AIM OF THE EXERCISE:
Work out how many lines of the listing below include the string "Author", and give that number alone.

== Segment start ==

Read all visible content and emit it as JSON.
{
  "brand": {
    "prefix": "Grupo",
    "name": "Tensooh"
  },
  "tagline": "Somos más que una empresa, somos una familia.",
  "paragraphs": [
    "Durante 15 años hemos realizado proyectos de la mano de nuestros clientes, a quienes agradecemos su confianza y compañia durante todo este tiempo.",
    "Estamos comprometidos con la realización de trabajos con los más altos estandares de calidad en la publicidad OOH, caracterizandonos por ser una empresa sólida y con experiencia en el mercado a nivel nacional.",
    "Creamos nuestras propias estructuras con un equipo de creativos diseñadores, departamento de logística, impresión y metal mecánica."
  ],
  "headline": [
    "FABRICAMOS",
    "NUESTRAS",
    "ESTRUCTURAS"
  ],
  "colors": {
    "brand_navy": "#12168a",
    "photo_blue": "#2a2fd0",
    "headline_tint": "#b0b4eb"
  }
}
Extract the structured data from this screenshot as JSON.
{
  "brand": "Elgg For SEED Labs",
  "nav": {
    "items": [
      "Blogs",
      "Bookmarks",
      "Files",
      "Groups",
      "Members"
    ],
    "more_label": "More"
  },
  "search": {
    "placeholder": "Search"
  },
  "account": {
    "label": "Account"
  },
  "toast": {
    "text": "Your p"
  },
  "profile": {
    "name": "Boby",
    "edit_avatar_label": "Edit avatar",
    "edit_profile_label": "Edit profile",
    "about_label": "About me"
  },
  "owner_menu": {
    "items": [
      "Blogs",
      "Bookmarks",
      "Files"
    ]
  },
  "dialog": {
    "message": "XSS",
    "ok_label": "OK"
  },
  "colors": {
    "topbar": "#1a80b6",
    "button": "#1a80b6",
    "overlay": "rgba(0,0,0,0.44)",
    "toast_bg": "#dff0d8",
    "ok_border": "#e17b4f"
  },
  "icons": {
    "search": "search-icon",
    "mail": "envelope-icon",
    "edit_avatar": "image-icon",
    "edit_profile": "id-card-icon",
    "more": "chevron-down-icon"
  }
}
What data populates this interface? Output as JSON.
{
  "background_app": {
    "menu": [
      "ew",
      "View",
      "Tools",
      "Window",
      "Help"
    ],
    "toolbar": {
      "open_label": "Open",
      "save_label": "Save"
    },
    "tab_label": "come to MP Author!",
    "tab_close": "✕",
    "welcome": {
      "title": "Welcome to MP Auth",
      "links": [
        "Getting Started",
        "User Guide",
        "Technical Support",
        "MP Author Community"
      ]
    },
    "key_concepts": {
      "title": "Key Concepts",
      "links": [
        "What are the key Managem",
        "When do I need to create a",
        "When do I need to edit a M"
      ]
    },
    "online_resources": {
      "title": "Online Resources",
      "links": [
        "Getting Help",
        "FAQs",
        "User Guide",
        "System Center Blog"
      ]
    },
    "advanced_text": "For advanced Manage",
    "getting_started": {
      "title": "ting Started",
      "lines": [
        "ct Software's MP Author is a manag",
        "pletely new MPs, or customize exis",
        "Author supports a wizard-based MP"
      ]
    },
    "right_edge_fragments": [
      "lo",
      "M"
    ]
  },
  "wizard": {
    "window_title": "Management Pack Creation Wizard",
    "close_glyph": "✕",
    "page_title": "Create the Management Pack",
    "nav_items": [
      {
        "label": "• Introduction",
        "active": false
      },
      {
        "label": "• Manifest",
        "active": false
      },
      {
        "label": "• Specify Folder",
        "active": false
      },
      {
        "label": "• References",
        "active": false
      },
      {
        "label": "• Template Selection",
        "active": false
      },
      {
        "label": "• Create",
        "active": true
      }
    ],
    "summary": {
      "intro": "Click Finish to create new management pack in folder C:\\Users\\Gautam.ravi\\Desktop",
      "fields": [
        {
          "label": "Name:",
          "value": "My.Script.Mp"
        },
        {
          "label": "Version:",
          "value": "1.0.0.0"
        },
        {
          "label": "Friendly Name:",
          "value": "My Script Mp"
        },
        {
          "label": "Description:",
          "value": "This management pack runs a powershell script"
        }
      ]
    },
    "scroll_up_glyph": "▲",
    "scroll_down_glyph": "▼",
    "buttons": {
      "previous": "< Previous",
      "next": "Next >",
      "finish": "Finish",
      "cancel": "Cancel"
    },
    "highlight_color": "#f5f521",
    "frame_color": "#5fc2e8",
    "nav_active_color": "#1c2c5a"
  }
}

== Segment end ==

OUTPUT FOR THIS EXERCISE:
4